ACTION ITEM: The answer must restate every entry below word for word.

App and web page records:
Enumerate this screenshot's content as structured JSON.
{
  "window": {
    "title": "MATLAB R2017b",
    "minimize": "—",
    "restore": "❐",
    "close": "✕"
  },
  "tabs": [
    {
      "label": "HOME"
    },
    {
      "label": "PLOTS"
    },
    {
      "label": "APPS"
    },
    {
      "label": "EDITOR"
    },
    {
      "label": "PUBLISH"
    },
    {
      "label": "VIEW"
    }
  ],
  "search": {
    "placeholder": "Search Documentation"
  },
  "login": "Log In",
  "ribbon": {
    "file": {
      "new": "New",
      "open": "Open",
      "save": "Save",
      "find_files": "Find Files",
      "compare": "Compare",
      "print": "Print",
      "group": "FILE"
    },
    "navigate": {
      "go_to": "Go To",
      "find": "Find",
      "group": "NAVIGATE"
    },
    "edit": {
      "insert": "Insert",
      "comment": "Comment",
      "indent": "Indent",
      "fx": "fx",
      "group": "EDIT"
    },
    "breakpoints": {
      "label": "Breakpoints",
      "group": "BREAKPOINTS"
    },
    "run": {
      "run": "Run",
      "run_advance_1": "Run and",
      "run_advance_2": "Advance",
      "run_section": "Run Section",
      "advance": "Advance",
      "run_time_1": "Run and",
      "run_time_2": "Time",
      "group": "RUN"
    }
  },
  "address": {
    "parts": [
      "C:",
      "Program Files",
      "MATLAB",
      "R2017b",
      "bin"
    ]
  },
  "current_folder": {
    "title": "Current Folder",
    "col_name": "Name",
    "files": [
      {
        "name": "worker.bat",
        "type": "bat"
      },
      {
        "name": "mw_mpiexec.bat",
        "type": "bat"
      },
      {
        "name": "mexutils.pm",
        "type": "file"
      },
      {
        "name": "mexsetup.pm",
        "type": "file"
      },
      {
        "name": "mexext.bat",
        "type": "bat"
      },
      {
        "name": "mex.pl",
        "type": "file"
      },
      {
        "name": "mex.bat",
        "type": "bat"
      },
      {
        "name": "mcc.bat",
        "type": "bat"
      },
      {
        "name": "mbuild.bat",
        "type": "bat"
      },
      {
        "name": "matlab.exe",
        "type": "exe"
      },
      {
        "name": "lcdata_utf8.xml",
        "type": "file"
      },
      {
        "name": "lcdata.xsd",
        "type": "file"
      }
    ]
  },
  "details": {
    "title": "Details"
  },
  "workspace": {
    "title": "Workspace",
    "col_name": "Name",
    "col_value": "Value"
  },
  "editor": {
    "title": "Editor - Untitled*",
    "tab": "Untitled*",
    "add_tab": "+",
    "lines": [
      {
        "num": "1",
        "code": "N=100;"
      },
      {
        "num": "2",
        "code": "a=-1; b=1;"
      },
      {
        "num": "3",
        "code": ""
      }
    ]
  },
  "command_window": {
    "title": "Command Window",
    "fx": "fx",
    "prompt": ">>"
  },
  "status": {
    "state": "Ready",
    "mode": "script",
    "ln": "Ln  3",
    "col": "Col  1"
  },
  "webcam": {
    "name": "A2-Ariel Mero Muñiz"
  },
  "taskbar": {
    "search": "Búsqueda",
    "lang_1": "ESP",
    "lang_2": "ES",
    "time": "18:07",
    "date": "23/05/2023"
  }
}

EXERCISE SOLUTION:
Enumerate this screenshot's content as structured JSON.
{
  "window": {
    "title": "MATLAB R2017b",
    "minimize": "—",
    "restore": "❐",
    "close": "✕"
  },
  "tabs": [
    {
      "label": "HOME"
    },
    {
      "label": "PLOTS"
    },
    {
      "label": "APPS"
    },
    {
      "label": "EDITOR"
    },
    {
      "label": "PUBLISH"
    },
    {
      "label": "VIEW"
    }
  ],
  "search": {
    "placeholder": "Search Documentation"
  },
  "login": "Log In",
  "ribbon": {
    "file": {
      "new": "New",
      "open": "Open",
      "save": "Save",
      "find_files": "Find Files",
      "compare": "Compare",
      "print": "Print",
      "group": "FILE"
    },
    "navigate": {
      "go_to": "Go To",
      "find": "Find",
      "group": "NAVIGATE"
    },
    "edit": {
      "insert": "Insert",
      "comment": "Comment",
      "indent": "Indent",
      "fx": "fx",
      "group": "EDIT"
    },
    "breakpoints": {
      "label": "Breakpoints",
      "group": "BREAKPOINTS"
    },
    "run": {
      "run": "Run",
      "run_advance_1": "Run and",
      "run_advance_2": "Advance",
      "run_section": "Run Section",
      "advance": "Advance",
      "run_time_1": "Run and",
      "run_time_2": "Time",
      "group": "RUN"
    }
  },
  "address": {
    "parts": [
      "C:",
      "Program Files",
      "MATLAB",
      "R2017b",
      "bin"
    ]
  },
  "current_folder": {
    "title": "Current Folder",
    "col_name": "Name",
    "files": [
      {
        "name": "worker.bat",
        "type": "bat"
      },
      {
        "name": "mw_mpiexec.bat",
        "type": "bat"
      },
      {
        "name": "mexutils.pm",
        "type": "file"
      },
      {
        "name": "mexsetup.pm",
        "type": "file"
      },
      {
        "name": "mexext.bat",
        "type": "bat"
      },
      {
        "name": "mex.pl",
        "type": "file"
      },
      {
        "name": "mex.bat",
        "type": "bat"
      },
      {
        "name": "mcc.bat",
        "type": "bat"
      },
      {
        "name": "mbuild.bat",
        "type": "bat"
      },
      {
        "name": "matlab.exe",
        "type": "exe"
      },
      {
        "name": "lcdata_utf8.xml",
        "type": "file"
      },
      {
        "name": "lcdata.xsd",
        "type": "file"
      }
    ]
  },
  "details": {
    "title": "Details"
  },
  "workspace": {
    "title": "Workspace",
    "col_name": "Name",
    "col_value": "Value"
  },
  "editor": {
    "title": "Editor - Untitled*",
    "tab": "Untitled*",
    "add_tab": "+",
    "lines": [
      {
        "num": "1",
        "code": "N=100;"
      },
      {
        "num": "2",
        "code": "a=-1; b=1;"
      },
      {
        "num": "3",
        "code": ""
      }
    ]
  },
  "command_window": {
    "title": "Command Window",
    "fx": "fx",
    "prompt": ">>"
  },
  "status": {
    "state": "Ready",
    "mode": "script",
    "ln": "Ln  3",
    "col": "Col  1"
  },
  "webcam": {
    "name": "A2-Ariel Mero Muñiz"
  },
  "taskbar": {
    "search": "Búsqueda",
    "lang_1": "ESP",
    "lang_2": "ES",
    "time": "18:07",
    "date": "23/05/2023"
  }
}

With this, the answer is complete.